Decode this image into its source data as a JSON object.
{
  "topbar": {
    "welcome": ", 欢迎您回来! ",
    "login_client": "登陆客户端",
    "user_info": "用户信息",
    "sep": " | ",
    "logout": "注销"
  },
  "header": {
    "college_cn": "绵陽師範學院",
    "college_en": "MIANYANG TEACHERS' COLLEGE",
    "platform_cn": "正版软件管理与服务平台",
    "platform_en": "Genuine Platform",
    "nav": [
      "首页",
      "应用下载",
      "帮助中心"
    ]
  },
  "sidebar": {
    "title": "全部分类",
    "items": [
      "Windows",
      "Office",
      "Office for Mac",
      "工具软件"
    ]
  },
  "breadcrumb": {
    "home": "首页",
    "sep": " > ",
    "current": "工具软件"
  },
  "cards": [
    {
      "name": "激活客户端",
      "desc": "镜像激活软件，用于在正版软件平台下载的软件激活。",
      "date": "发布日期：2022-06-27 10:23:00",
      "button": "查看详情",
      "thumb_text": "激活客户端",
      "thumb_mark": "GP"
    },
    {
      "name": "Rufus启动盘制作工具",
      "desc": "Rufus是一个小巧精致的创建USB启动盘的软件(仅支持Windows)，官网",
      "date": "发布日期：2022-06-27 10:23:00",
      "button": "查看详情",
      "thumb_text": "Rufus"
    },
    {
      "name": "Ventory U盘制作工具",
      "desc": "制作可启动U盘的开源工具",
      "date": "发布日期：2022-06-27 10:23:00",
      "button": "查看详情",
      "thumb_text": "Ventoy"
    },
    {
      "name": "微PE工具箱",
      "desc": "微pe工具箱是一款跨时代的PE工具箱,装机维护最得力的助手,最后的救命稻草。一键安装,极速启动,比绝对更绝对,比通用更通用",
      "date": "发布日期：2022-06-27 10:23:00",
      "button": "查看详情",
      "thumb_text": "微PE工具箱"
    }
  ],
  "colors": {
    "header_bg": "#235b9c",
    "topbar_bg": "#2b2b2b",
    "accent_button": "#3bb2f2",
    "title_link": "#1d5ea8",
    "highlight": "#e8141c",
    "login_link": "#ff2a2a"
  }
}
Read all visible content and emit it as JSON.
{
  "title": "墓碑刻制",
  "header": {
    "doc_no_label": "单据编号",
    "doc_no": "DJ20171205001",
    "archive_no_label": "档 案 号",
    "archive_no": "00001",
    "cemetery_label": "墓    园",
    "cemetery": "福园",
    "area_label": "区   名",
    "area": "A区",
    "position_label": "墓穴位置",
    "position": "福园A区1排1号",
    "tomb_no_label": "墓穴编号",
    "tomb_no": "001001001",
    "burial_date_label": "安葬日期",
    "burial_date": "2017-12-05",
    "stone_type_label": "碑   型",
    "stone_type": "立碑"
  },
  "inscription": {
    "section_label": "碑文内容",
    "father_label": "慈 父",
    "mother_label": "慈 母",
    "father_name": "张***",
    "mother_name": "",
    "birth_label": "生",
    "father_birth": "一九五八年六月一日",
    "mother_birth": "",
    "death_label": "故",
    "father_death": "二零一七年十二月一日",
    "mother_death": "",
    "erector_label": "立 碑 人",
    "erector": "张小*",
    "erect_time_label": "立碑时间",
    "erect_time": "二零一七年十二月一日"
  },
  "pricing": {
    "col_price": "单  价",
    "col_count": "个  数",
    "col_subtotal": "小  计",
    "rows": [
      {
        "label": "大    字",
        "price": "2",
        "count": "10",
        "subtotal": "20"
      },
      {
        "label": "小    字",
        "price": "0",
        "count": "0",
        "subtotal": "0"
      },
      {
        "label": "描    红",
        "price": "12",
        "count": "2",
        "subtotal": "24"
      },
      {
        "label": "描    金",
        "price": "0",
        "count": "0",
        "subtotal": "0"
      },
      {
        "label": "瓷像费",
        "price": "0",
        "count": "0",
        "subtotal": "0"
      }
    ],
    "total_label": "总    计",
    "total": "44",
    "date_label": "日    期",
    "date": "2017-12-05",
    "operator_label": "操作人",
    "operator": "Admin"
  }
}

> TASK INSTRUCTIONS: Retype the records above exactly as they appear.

> SOLVED EXERCISE:
Decode this image into its source data as a JSON object.
{
  "topbar": {
    "welcome": ", 欢迎您回来! ",
    "login_client": "登陆客户端",
    "user_info": "用户信息",
    "sep": " | ",
    "logout": "注销"
  },
  "header": {
    "college_cn": "绵陽師範學院",
    "college_en": "MIANYANG TEACHERS' COLLEGE",
    "platform_cn": "正版软件管理与服务平台",
    "platform_en": "Genuine Platform",
    "nav": [
      "首页",
      "应用下载",
      "帮助中心"
    ]
  },
  "sidebar": {
    "title": "全部分类",
    "items": [
      "Windows",
      "Office",
      "Office for Mac",
      "工具软件"
    ]
  },
  "breadcrumb": {
    "home": "首页",
    "sep": " > ",
    "current": "工具软件"
  },
  "cards": [
    {
      "name": "激活客户端",
      "desc": "镜像激活软件，用于在正版软件平台下载的软件激活。",
      "date": "发布日期：2022-06-27 10:23:00",
      "button": "查看详情",
      "thumb_text": "激活客户端",
      "thumb_mark": "GP"
    },
    {
      "name": "Rufus启动盘制作工具",
      "desc": "Rufus是一个小巧精致的创建USB启动盘的软件(仅支持Windows)，官网",
      "date": "发布日期：2022-06-27 10:23:00",
      "button": "查看详情",
      "thumb_text": "Rufus"
    },
    {
      "name": "Ventory U盘制作工具",
      "desc": "制作可启动U盘的开源工具",
      "date": "发布日期：2022-06-27 10:23:00",
      "button": "查看详情",
      "thumb_text": "Ventoy"
    },
    {
      "name": "微PE工具箱",
      "desc": "微pe工具箱是一款跨时代的PE工具箱,装机维护最得力的助手,最后的救命稻草。一键安装,极速启动,比绝对更绝对,比通用更通用",
      "date": "发布日期：2022-06-27 10:23:00",
      "button": "查看详情",
      "thumb_text": "微PE工具箱"
    }
  ],
  "colors": {
    "header_bg": "#235b9c",
    "topbar_bg": "#2b2b2b",
    "accent_button": "#3bb2f2",
    "title_link": "#1d5ea8",
    "highlight": "#e8141c",
    "login_link": "#ff2a2a"
  }
}
Read all visible content and emit it as JSON.
{
  "title": "墓碑刻制",
  "header": {
    "doc_no_label": "单据编号",
    "doc_no": "DJ20171205001",
    "archive_no_label": "档 案 号",
    "archive_no": "00001",
    "cemetery_label": "墓    园",
    "cemetery": "福园",
    "area_label": "区   名",
    "area": "A区",
    "position_label": "墓穴位置",
    "position": "福园A区1排1号",
    "tomb_no_label": "墓穴编号",
    "tomb_no": "001001001",
    "burial_date_label": "安葬日期",
    "burial_date": "2017-12-05",
    "stone_type_label": "碑   型",
    "stone_type": "立碑"
  },
  "inscription": {
    "section_label": "碑文内容",
    "father_label": "慈 父",
    "mother_label": "慈 母",
    "father_name": "张***",
    "mother_name": "",
    "birth_label": "生",
    "father_birth": "一九五八年六月一日",
    "mother_birth": "",
    "death_label": "故",
    "father_death": "二零一七年十二月一日",
    "mother_death": "",
    "erector_label": "立 碑 人",
    "erector": "张小*",
    "erect_time_label": "立碑时间",
    "erect_time": "二零一七年十二月一日"
  },
  "pricing": {
    "col_price": "单  价",
    "col_count": "个  数",
    "col_subtotal": "小  计",
    "rows": [
      {
        "label": "大    字",
        "price": "2",
        "count": "10",
        "subtotal": "20"
      },
      {
        "label": "小    字",
        "price": "0",
        "count": "0",
        "subtotal": "0"
      },
      {
        "label": "描    红",
        "price": "12",
        "count": "2",
        "subtotal": "24"
      },
      {
        "label": "描    金",
        "price": "0",
        "count": "0",
        "subtotal": "0"
      },
      {
        "label": "瓷像费",
        "price": "0",
        "count": "0",
        "subtotal": "0"
      }
    ],
    "total_label": "总    计",
    "total": "44",
    "date_label": "日    期",
    "date": "2017-12-05",
    "operator_label": "操作人",
    "operator": "Admin"
  }
}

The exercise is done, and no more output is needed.